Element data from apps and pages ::

_ _ _ _ _

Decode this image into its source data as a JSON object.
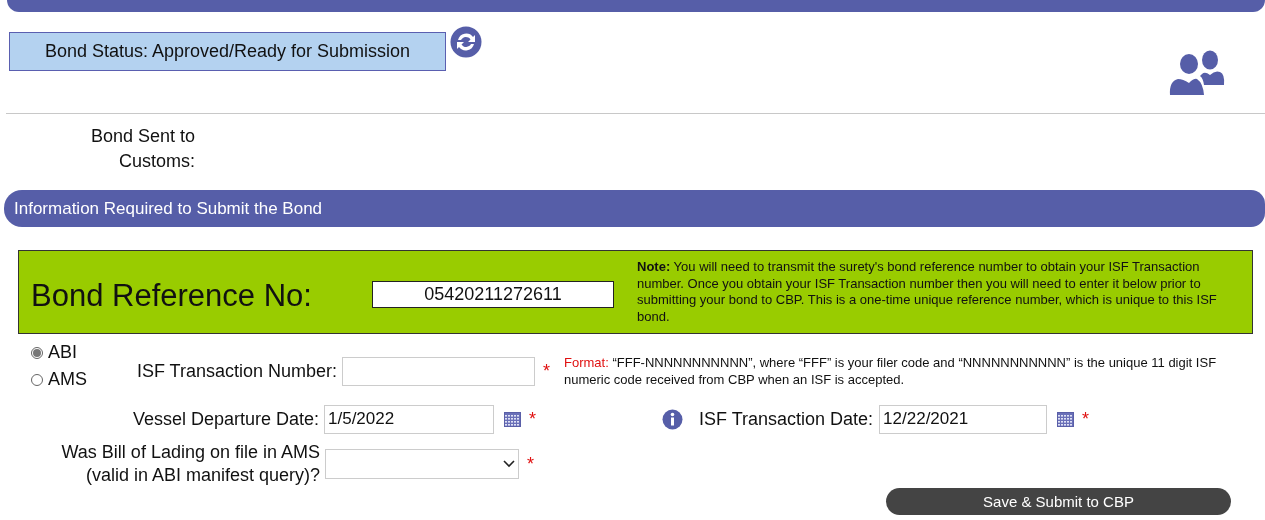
{
  "bond_status": {
    "text": "Bond Status: Approved/Ready for Submission"
  },
  "bond_sent": {
    "label": "Bond Sent to Customs:"
  },
  "section": {
    "title": "Information Required to Submit the Bond"
  },
  "reference": {
    "label": "Bond Reference No:",
    "value": "05420211272611",
    "note": "**Note:** You will need to transmit the surety's bond reference number to obtain your ISF Transaction number. Once you obtain your ISF Transaction number then you will need to enter it below prior to submitting your bond to CBP. This is a one-time unique reference number, which is unique to this ISF bond."
  },
  "filing_type": [
    {
      "label": "ABI",
      "selected": true
    },
    {
      "label": "AMS",
      "selected": false
    }
  ],
  "isf_number": {
    "label": "ISF Transaction Number:",
    "required_mark": "*"
  },
  "format_hint": {
    "lead": "Format:",
    "text": "“FFF-NNNNNNNNNNN”, where “FFF” is your filer code and “NNNNNNNNNNN” is the unique 11 digit ISF numeric code received from CBP when an ISF is accepted."
  },
  "vessel_departure_date": {
    "label": "Vessel Departure Date:",
    "value": "1/5/2022",
    "required_mark": "*"
  },
  "isf_transaction_date": {
    "label": "ISF Transaction Date:",
    "value": "12/22/2021",
    "required_mark": "*"
  },
  "bill_of_lading": {
    "label": "Was Bill of Lading on file in AMS (valid in ABI manifest query)?",
    "required_mark": "*"
  },
  "submit_button": {
    "label": "Save & Submit to CBP"
  }
}
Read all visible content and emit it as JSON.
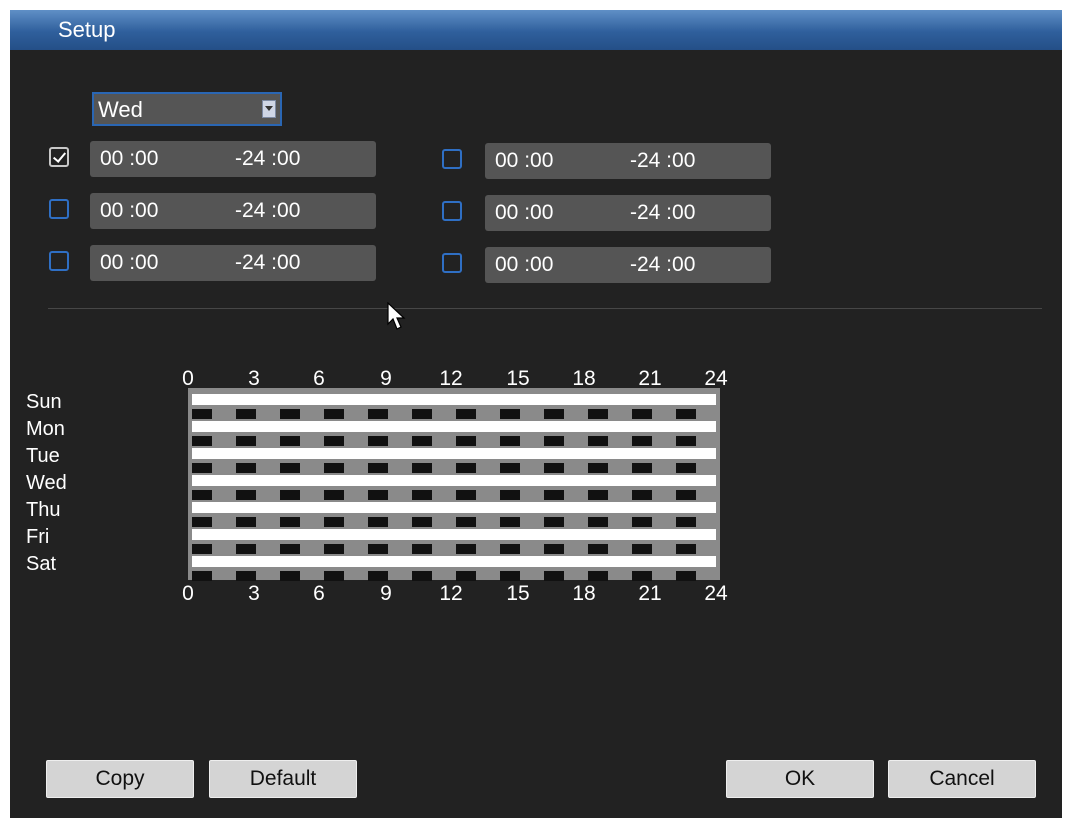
{
  "window": {
    "title": "Setup"
  },
  "day_select": {
    "value": "Wed"
  },
  "periods": [
    {
      "enabled": true,
      "start": "00 :00",
      "end": "-24 :00"
    },
    {
      "enabled": false,
      "start": "00 :00",
      "end": "-24 :00"
    },
    {
      "enabled": false,
      "start": "00 :00",
      "end": "-24 :00"
    },
    {
      "enabled": false,
      "start": "00 :00",
      "end": "-24 :00"
    },
    {
      "enabled": false,
      "start": "00 :00",
      "end": "-24 :00"
    },
    {
      "enabled": false,
      "start": "00 :00",
      "end": "-24 :00"
    }
  ],
  "schedule": {
    "days": [
      "Sun",
      "Mon",
      "Tue",
      "Wed",
      "Thu",
      "Fri",
      "Sat"
    ],
    "hour_ticks": [
      "0",
      "3",
      "6",
      "9",
      "12",
      "15",
      "18",
      "21",
      "24"
    ]
  },
  "buttons": {
    "copy": "Copy",
    "default": "Default",
    "ok": "OK",
    "cancel": "Cancel"
  },
  "colors": {
    "title_bar": "#2f5f9c",
    "background": "#222222",
    "field": "#555555",
    "checkbox_border": "#2f6fc4"
  }
}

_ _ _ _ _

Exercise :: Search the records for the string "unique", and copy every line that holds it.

Exercise output ::
    "note": "**Note:** You will need to transmit the surety's bond reference number to obtain your ISF Transaction number. Once you obtain your ISF Transaction number then you will need to enter it below prior to submitting your bond to CBP. This is a one-time unique reference number, which is unique to this ISF bond."
    "text": "“FFF-NNNNNNNNNNN”, where “FFF” is your filer code and “NNNNNNNNNNN” is the unique 11 digit ISF numeric code received from CBP when an ISF is accepted."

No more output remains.